However, it did make me wonder if the act of self-harm was required. Why do we need to play a grim sympathy game to win over the love of our loved one? Mind it, it’s not a grey shade that is deliberately added as a trait of Soori, but rather an act that is justified through the soothing music and Sridevi terming it an “expression of love”. It’s jarring, to say the least.
Soori does have a few flaws, but it doesn’t translate to screen and is left for the audience to derive. For instance, in a later scene towards the end, his friend helps him realise how obsessed he was in his quest for love that he didn’t even think about the consequences his father would have faced. It ends up just as a one-off dialogue, and he suffers no consequence due to his negligence and impulsive actions.
In another scene, Soori has to pull off a unique trick to break out of prison. Though the ‘how’ of it seems impressive, it leaves widely gaping questions that are left unanswered. Sridevi Soda Center begins to fall even flatter since the establishment of the conflict. One of the reveals in the third act pushes Soori to run amock after Kasi.

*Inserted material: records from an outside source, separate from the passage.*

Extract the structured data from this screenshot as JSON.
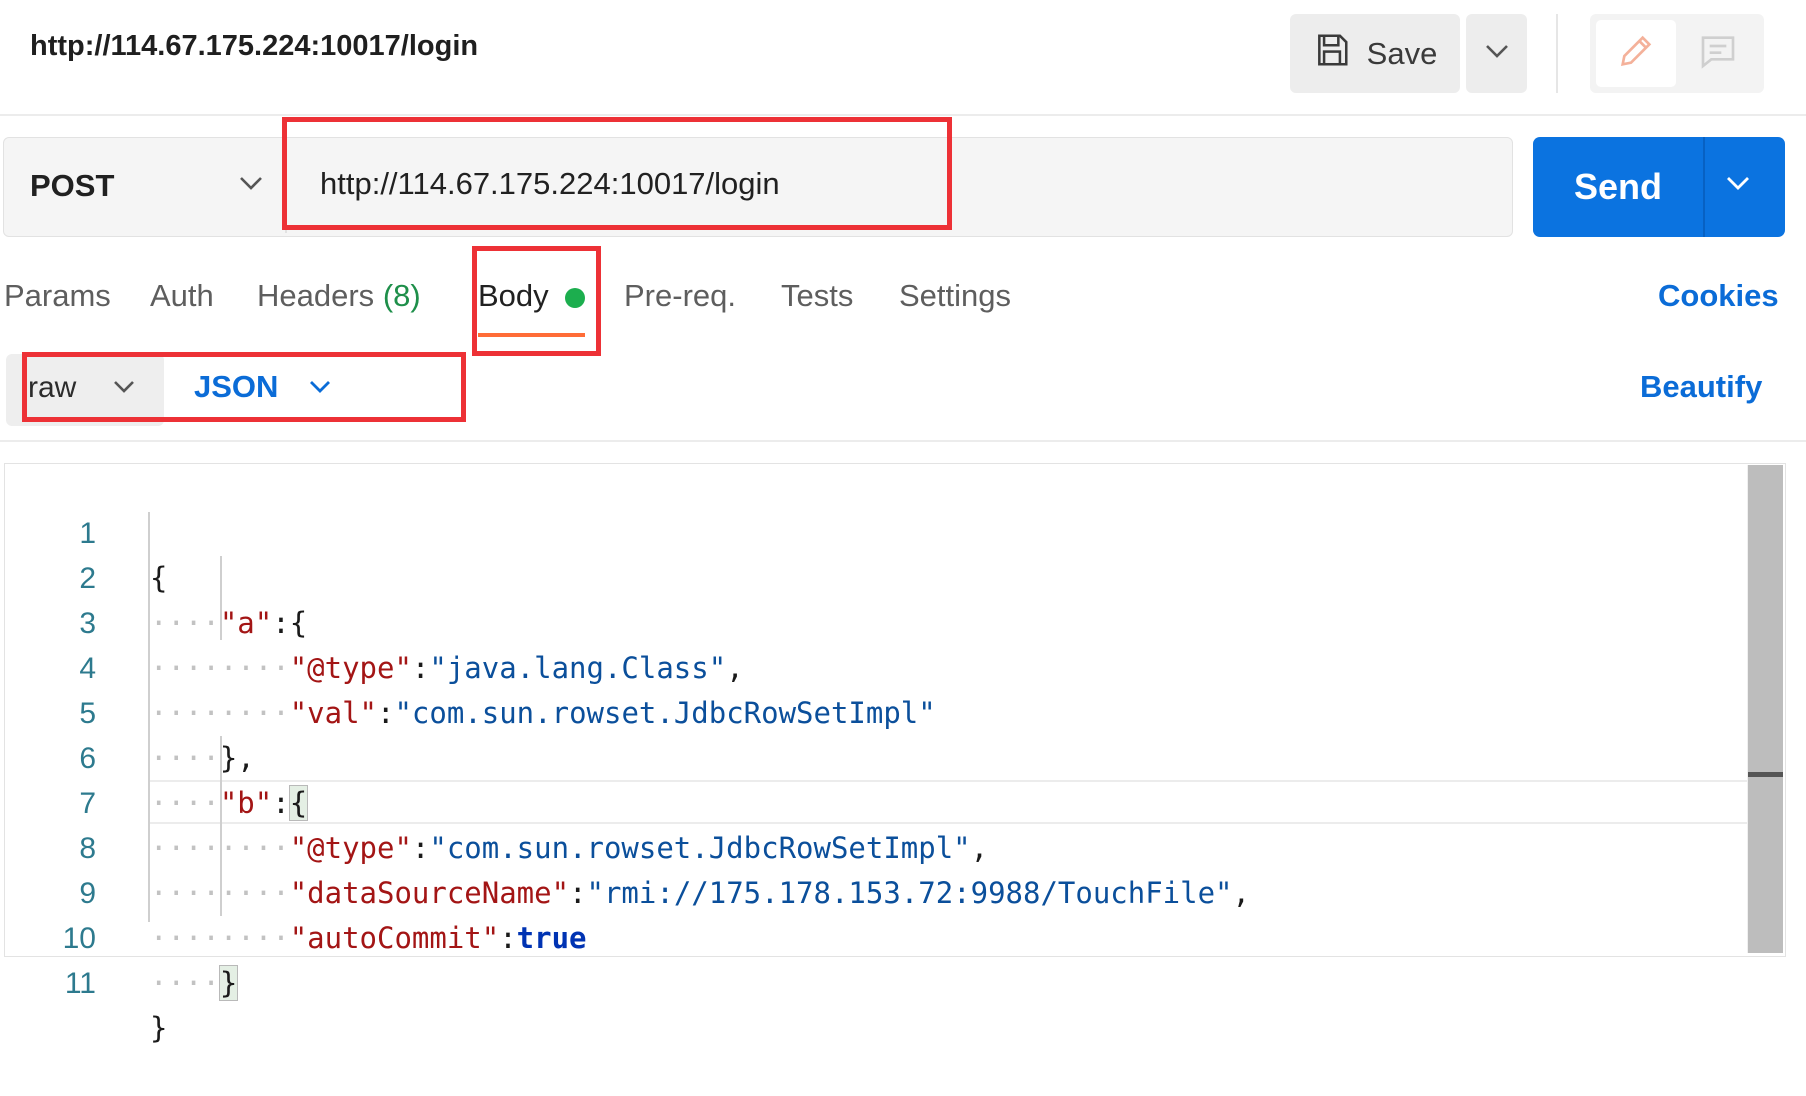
{
  "request": {
    "title": "http://114.67.175.224:10017/login",
    "save_label": "Save"
  },
  "url_bar": {
    "method": "POST",
    "url": "http://114.67.175.224:10017/login",
    "send_label": "Send"
  },
  "tabs": {
    "params": "Params",
    "auth": "Auth",
    "headers": "Headers",
    "headers_count": "(8)",
    "body": "Body",
    "prereq": "Pre-req.",
    "tests": "Tests",
    "settings": "Settings",
    "cookies": "Cookies"
  },
  "body_options": {
    "mode": "raw",
    "language": "JSON",
    "beautify": "Beautify"
  },
  "editor": {
    "line_numbers": [
      "1",
      "2",
      "3",
      "4",
      "5",
      "6",
      "7",
      "8",
      "9",
      "10",
      "11"
    ],
    "tokens": {
      "open_brace": "{",
      "close_brace": "}",
      "close_brace_comma": "},",
      "colon": ":",
      "comma": ",",
      "key_a": "\"a\"",
      "key_b": "\"b\"",
      "key_type": "\"@type\"",
      "key_val": "\"val\"",
      "key_datasource": "\"dataSourceName\"",
      "key_autocommit": "\"autoCommit\"",
      "val_class": "\"java.lang.Class\"",
      "val_jdbc": "\"com.sun.rowset.JdbcRowSetImpl\"",
      "val_rmi": "\"rmi://175.178.153.72:9988/TouchFile\"",
      "val_true": "true"
    }
  },
  "icons": {
    "save": "floppy-disk-icon",
    "dropdown": "chevron-down-icon",
    "edit": "pencil-icon",
    "comment": "comment-icon"
  },
  "colors": {
    "send_button": "#0b73e0",
    "link_blue": "#0b6cd7",
    "active_tab_underline": "#ff6c37",
    "body_dot": "#1cae4e",
    "annotation_red": "#ed3136"
  }
}
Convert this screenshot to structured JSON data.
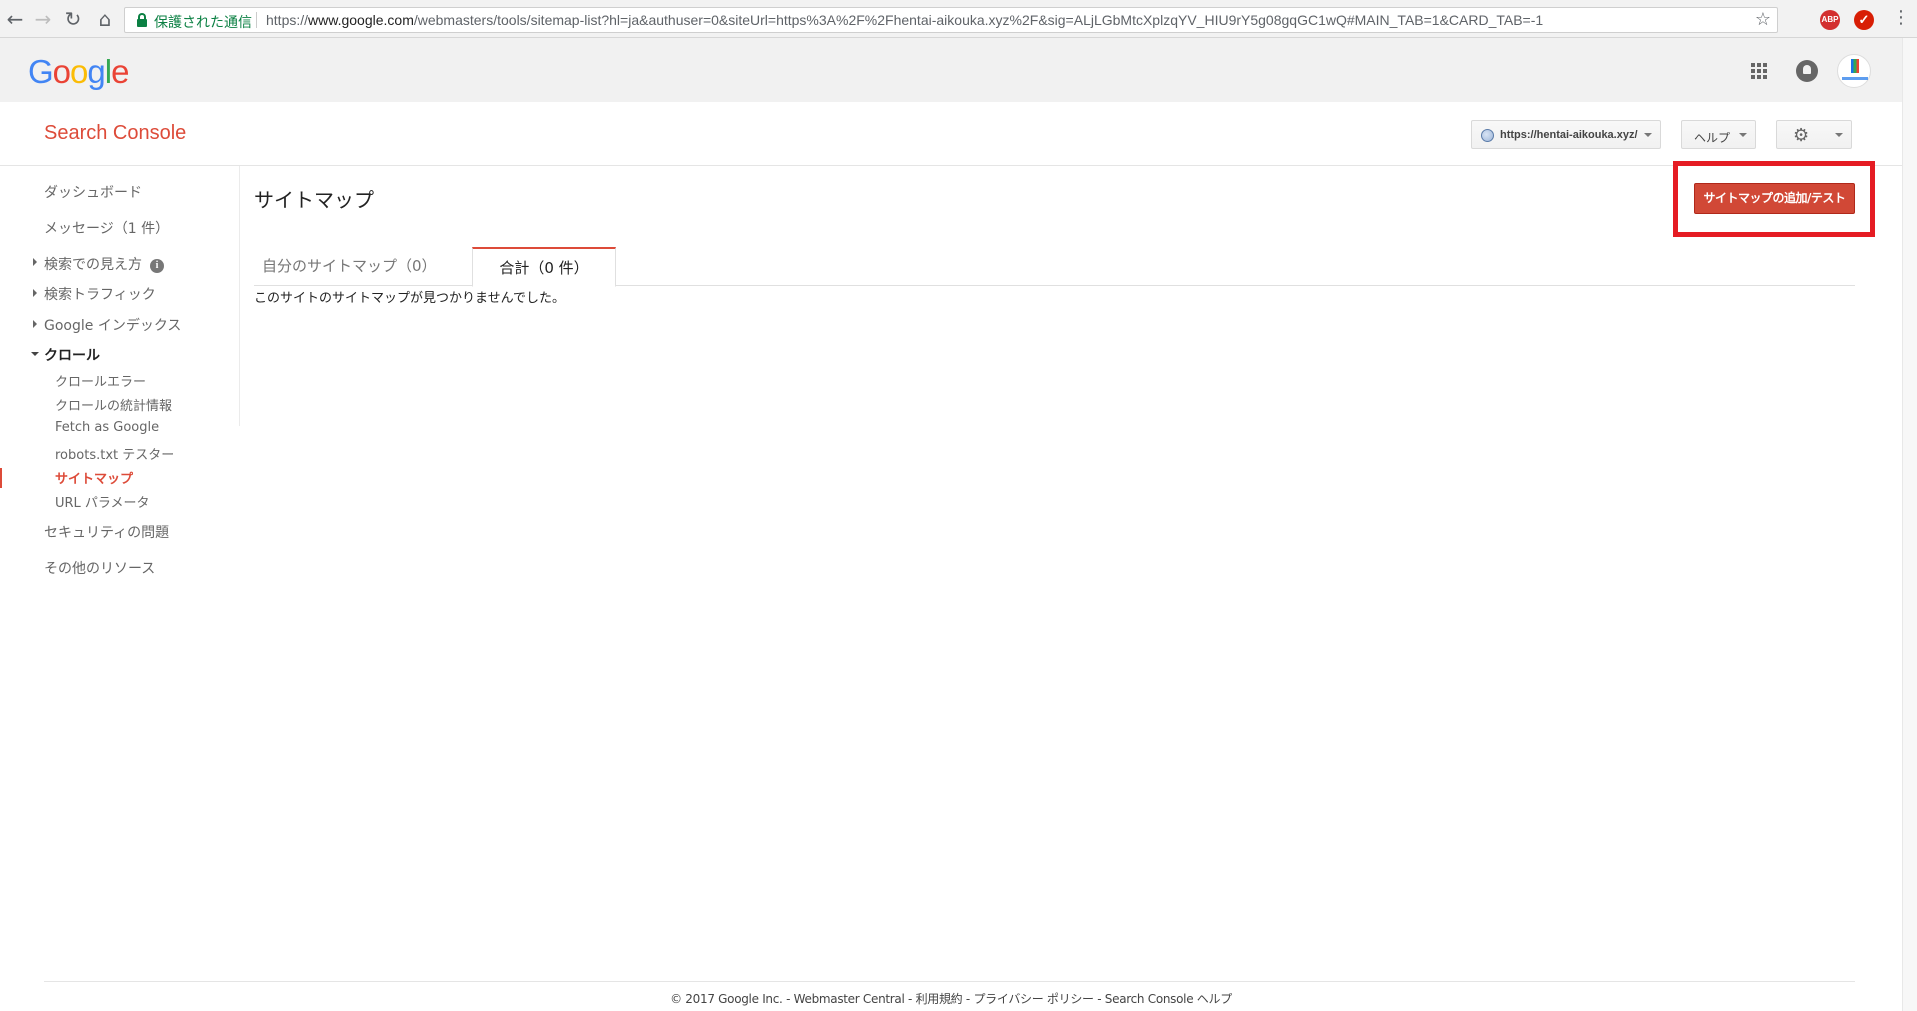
{
  "browser": {
    "secure_label": "保護された通信",
    "url_scheme": "https://",
    "url_host": "www.google.com",
    "url_path": "/webmasters/tools/sitemap-list?hl=ja&authuser=0&siteUrl=https%3A%2F%2Fhentai-aikouka.xyz%2F&sig=ALjLGbMtcXplzqYV_HIU9rY5g08gqGC1wQ#MAIN_TAB=1&CARD_TAB=-1",
    "ext_abp": "ABP"
  },
  "google_bar": {
    "logo": "Google"
  },
  "header": {
    "product_title": "Search Console",
    "site_selector": "https://hentai-aikouka.xyz/",
    "help_label": "ヘルプ"
  },
  "sidebar": {
    "dashboard": "ダッシュボード",
    "messages": "メッセージ（1 件）",
    "search_appearance": "検索での見え方",
    "search_traffic": "検索トラフィック",
    "google_index": "Google インデックス",
    "crawl": "クロール",
    "crawl_items": [
      {
        "label": "クロールエラー"
      },
      {
        "label": "クロールの統計情報"
      },
      {
        "label": "Fetch as Google"
      },
      {
        "label": "robots.txt テスター"
      },
      {
        "label": "サイトマップ"
      },
      {
        "label": "URL パラメータ"
      }
    ],
    "security": "セキュリティの問題",
    "other_resources": "その他のリソース"
  },
  "main": {
    "title": "サイトマップ",
    "add_button": "サイトマップの追加/テスト",
    "tabs": [
      {
        "label": "自分のサイトマップ（0）"
      },
      {
        "label": "合計（0 件）"
      }
    ],
    "empty_message": "このサイトのサイトマップが見つかりませんでした。"
  },
  "footer": {
    "copyright": "© 2017 Google Inc.",
    "webmaster_central": "Webmaster Central",
    "terms": "利用規約",
    "privacy": "プライバシー ポリシー",
    "help": "Search Console ヘルプ",
    "separator": " - "
  },
  "colors": {
    "accent_red": "#dd4b39",
    "button_red": "#d14836",
    "highlight_border": "#e51c23",
    "secure_green": "#0b8043"
  }
}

It is an obvious idea that you would have guessed in the first act. As far as the big final reveal is concerned, the obviousness is overshadowed by the gut-wrenching moroseness it delivers. All the duds melt away in these final few minutes when the film adopts an intense tone to deliver a vital message about the repercussions of the social evil called caste.
What’s disappointing is that the film does have a lot of promise and scope that gets underutilised. For example, the character design is brilliant. From Soori’s costumes to the added behavioural traits to Naresh’s character - he mumbles inaudibly whenever he is forced to be in an uncomfortable situation – Karuna’s world has a lot of interesting ideas to pull our attention. Even if not for the genre, Anandhi’s character design, the small-town setting, and her equation with her doting father who reminds her “Vaadu manchivaade, Kaani manavaadu kaadhu” (He’s a good guy, but not one of us) all might remind one of Anandhi’s Tamil film Pariyerum Perumal.
However, for a film that is named after Sridevi, she hardly gets much of a say in the second act. When Soori is suffering from such and such consequences, what is Sridevi even thinking there? We never know. Pavel’s Kasi too unfortunately becomes a powerless villain at the end.
In a film with so much misfortune, Mani Sharma steals the show through his brilliant music scores. His delightful use of flutes for such a story with a rural backdrop does remind one of Sairat, another Dalit film that spoke about caste oppression. From the background theme we hear when we first see Soori to the theme that plays during the final shot of the film, the music is so tastefully composed that it ends up being the biggest takeaway.
If music played a major role, set design, lighting, and cinematography, make the hardly-engaging film a pleasant experience. At the end of the day, as one steps out of the theatre hall, a convincing dialogue in the climax about who truly is an honourless man leaves a strong impact. The well-intentioned ideas, good performances from the cast, and the commendable making doesn’t help the fact that Sridevi Soda Center is a soda with no fizz.
Sridevi Soda Center
Cast: Sudheer Babu, Anandhi, Pavel Navageethan, Naresh
Director: Karuna Kumar